Aviation: Is Air France-KLM-Virgin after Flybe's slots?
Are we beginning to see the real reason for Virgin's investment in Flybe start to emerge?
Yesterday, Virgin Atlantic announced that it will be applying its VS flight code to most Air France and KLM flights between the UK and Europe, as well as to the French and Dutch carriers' routes to the North America. The VS code will also be applied to Delta Air Lines services between the UK and the USA. Code shares enable airlines to sell connecting trips on more than one carrier in a single transaction, simplifying ticket purchase and baggage transfers. They also align frequent flyer programs, allowing customers to chose which program they earn miles with.
Increasing cooperation between Virgin, Delta and Air France-KLM comes as no surprise given Delta already owns 49% of Virgin Atlantic and Air France-KLM is close to acquiring 31% stake. It makes sense for the four airlines to channel customers through their hubs at Heathrow, Amsterdam Schiphol and Paris Charles de Gaulle. Doing so widens their networks and means loyal travellers have less need to consider the competition.
Amsterdam Schiphol and Paris Charles de Gaulle are becoming increasingly congested. Does Air France-KLM, Delta and Virgin plan to use Flybe's slots to expand their own networks? (Pieter van Marion)
What about Flybe?
A notable omission from yesterday's codeshare announcement was the former Flybe network. The UK-based regional airline has recently been bought by Connect Airways - a consortium of Virgin Atlantic, Stobart Aviation and Cyrus Capital - and will operate under the Virgin brand in future. What remains of Flybe will undoubtedly provide feeder traffic into Virgin's transatlantic services from London Heathrow, Manchester, Glasgow and Belfast.

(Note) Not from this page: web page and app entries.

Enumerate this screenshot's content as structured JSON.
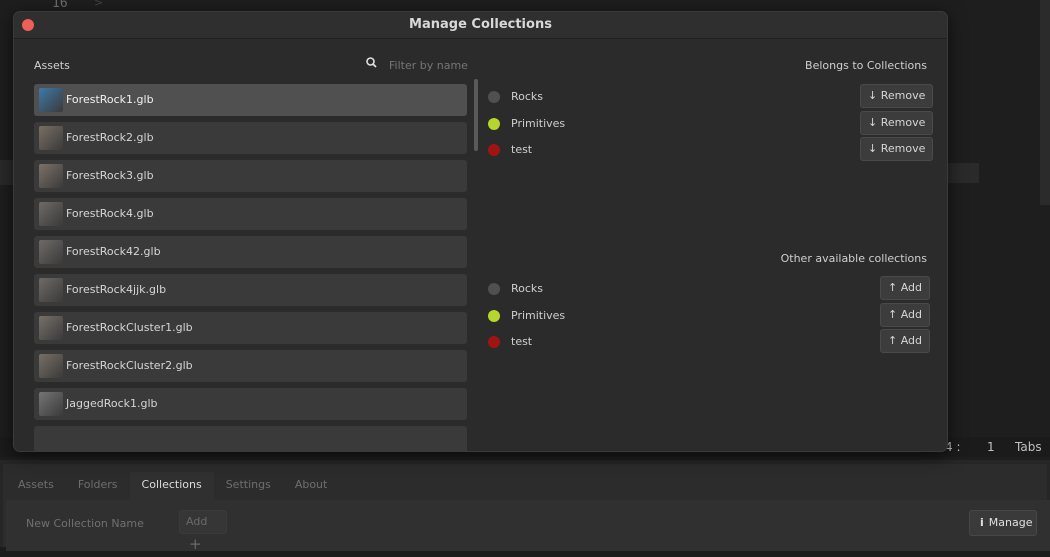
{
  "editor": {
    "line_number": "16",
    "status_col": "4 :",
    "status_line": "1",
    "status_tabs": "Tabs"
  },
  "bottom_panel": {
    "tabs": [
      {
        "label": "Assets"
      },
      {
        "label": "Folders"
      },
      {
        "label": "Collections"
      },
      {
        "label": "Settings"
      },
      {
        "label": "About"
      }
    ],
    "new_collection_placeholder": "New Collection Name",
    "add_label": "Add",
    "manage_label": "Manage"
  },
  "modal": {
    "title": "Manage Collections",
    "assets_label": "Assets",
    "filter_placeholder": "Filter by name",
    "assets": [
      {
        "name": "ForestRock1.glb",
        "thumb_color": "#3f79a8"
      },
      {
        "name": "ForestRock2.glb",
        "thumb_color": "#7a6f63"
      },
      {
        "name": "ForestRock3.glb",
        "thumb_color": "#7d7166"
      },
      {
        "name": "ForestRock4.glb",
        "thumb_color": "#6e6a66"
      },
      {
        "name": "ForestRock42.glb",
        "thumb_color": "#6e6a66"
      },
      {
        "name": "ForestRock4jjk.glb",
        "thumb_color": "#6e6a66"
      },
      {
        "name": "ForestRockCluster1.glb",
        "thumb_color": "#777068"
      },
      {
        "name": "ForestRockCluster2.glb",
        "thumb_color": "#786f65"
      },
      {
        "name": "JaggedRock1.glb",
        "thumb_color": "#757575"
      }
    ],
    "belongs_label": "Belongs to Collections",
    "belongs": [
      {
        "name": "Rocks",
        "color": "#505050",
        "action": "Remove"
      },
      {
        "name": "Primitives",
        "color": "#b6d62b",
        "action": "Remove"
      },
      {
        "name": "test",
        "color": "#a01414",
        "action": "Remove"
      }
    ],
    "other_label": "Other available collections",
    "others": [
      {
        "name": "Rocks",
        "color": "#505050",
        "action": "Add"
      },
      {
        "name": "Primitives",
        "color": "#b6d62b",
        "action": "Add"
      },
      {
        "name": "test",
        "color": "#a01414",
        "action": "Add"
      }
    ]
  }
}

But Flybe also operates a number of routes from the UK regions to Paris and Amsterdam in competition with Air France and KLM. It may be too soon to include these in the Virgin - Air France-KLM codeshare, but it is also unlikely that Virgin will want to compete with its owners on services such as Birmingham and Manchester to Paris Charles de Gaulle or Amsterdam. Furthermore, both Amsterdam Schiphol and Paris Charles de Gaulle are slot constrained and adding additional services at peak times is extremely difficult if not impossible.
It is therefore not beyond reason to suspect that Virgin will gradually wind down the former Flybe services that compete with Air France-KLM, leaving its parents to replace the capacity by deploying larger aircraft on fewer services. Alternatively, the group could transfer these services to FlyBe in the future, freeing up Air France-KLM resources for other routes. Doing so would also have the advantage of releasing slots that the group might be able to reassign and reuse for more lucrative long-range services.
Last week Air France sold a pair of Heathrow slots (one daily arrival and departure) to Virgin Atlantic, which subsequently leased them to Flybe for an additional London-Edinburgh service. The transaction reflects declining demand for Paris-London flights and it is possible that Flybe is 'slot sitting' until Virgin can use them for long-haul. But it also points to a willingness within Air France-KLM and Virgin to trade Heathrow slots across the group, and this may well be extended to Delta Air Lines and to Amsterdam and Paris airports in due course.
Text © The Aviation Oracle